====== Data for this task ======

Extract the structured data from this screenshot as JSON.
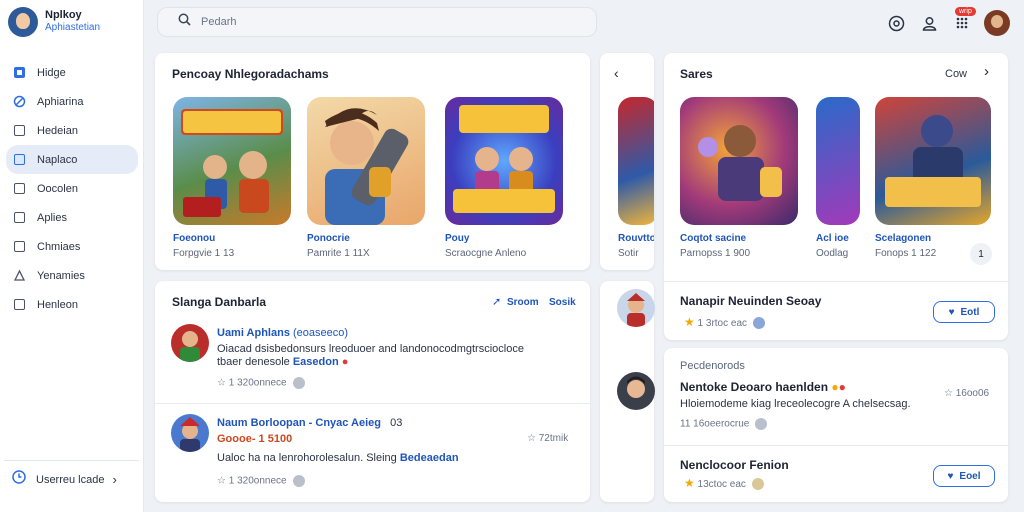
{
  "brand": {
    "name": "Nplkoy",
    "subtitle": "Aphiastetian"
  },
  "sidebar": {
    "items": [
      {
        "label": "Hidge",
        "icon": "home-icon"
      },
      {
        "label": "Aphiarina",
        "icon": "apps-icon"
      },
      {
        "label": "Hedeian",
        "icon": "hidden-icon"
      },
      {
        "label": "Naplaco",
        "icon": "places-icon"
      },
      {
        "label": "Oocolen",
        "icon": "collection-icon"
      },
      {
        "label": "Aplies",
        "icon": "apps-list-icon"
      },
      {
        "label": "Chmiaes",
        "icon": "channels-icon"
      },
      {
        "label": "Yenamies",
        "icon": "games-icon"
      },
      {
        "label": "Henleon",
        "icon": "help-icon"
      }
    ],
    "active_index": 3,
    "footer_label": "Userreu lcade"
  },
  "search": {
    "placeholder": "Pedarh"
  },
  "topbar": {
    "badge": "wrip"
  },
  "featured": {
    "title": "Pencoay Nhlegoradachams",
    "tiles": [
      {
        "name": "Foeonou",
        "meta": "Forpgvie 1 13"
      },
      {
        "name": "Ponocrie",
        "meta": "Pamrite 1 11X"
      },
      {
        "name": "Pouy",
        "meta": "Scraocgne Anleno"
      }
    ],
    "partial_tile": {
      "name": "Rouvtto",
      "meta": "Sotir"
    }
  },
  "sales": {
    "title": "Sares",
    "more": "Cow",
    "tiles": [
      {
        "name": "Coqtot sacine",
        "meta": "Parnopss 1 900"
      },
      {
        "name": "Acl ioe",
        "meta": "Oodlag"
      },
      {
        "name": "Scelagonen",
        "meta": "Fonops 1 122"
      }
    ],
    "count": "1"
  },
  "news": {
    "title": "Slanga Danbarla",
    "link1": "Sroom",
    "link2": "Sosik",
    "posts": [
      {
        "name": "Uami Aphlans",
        "tag": "(eoaseeco)",
        "text1": "Oiacad dsisbedonsurs lreoduoer and landonocodmgtrsciocloce",
        "text2": "tbaer denesole",
        "highlight": "Easedon",
        "meta": "1 320onnece"
      },
      {
        "name": "Naum Borloopan - Cnyac Aeieg",
        "tag": "03",
        "subline": "Goooe- 1 5100",
        "text1": "Ualoc ha na lenrohorolesalun. Sleing",
        "highlight": "Bedeaedan",
        "meta": "1 320onnece",
        "count": "72tmik"
      }
    ]
  },
  "right_feed": {
    "top": {
      "title": "Nanapir Neuinden Seoay",
      "meta": "1 3rtoc eac",
      "button": "Eotl"
    },
    "section_label": "Pecdenorods",
    "item": {
      "title": "Nentoke Deoaro haenlden",
      "text": "Hloiemodeme kiag lreceolecogre A chelsecsag.",
      "meta": "11 16oeerocrue",
      "count": "16oo06"
    },
    "bottom": {
      "title": "Nenclocoor Fenion",
      "meta": "13ctoc eac",
      "button": "Eoel"
    }
  },
  "colors": {
    "accent": "#2f6ee0",
    "link": "#1f55b8",
    "background": "#eef1f5"
  }
}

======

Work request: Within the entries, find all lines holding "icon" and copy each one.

Answer box:
        "icon": "home-icon"
        "icon": "apps-icon"
        "icon": "hidden-icon"
        "icon": "places-icon"
        "icon": "collection-icon"
        "icon": "apps-list-icon"
        "icon": "channels-icon"
        "icon": "games-icon"
        "icon": "help-icon"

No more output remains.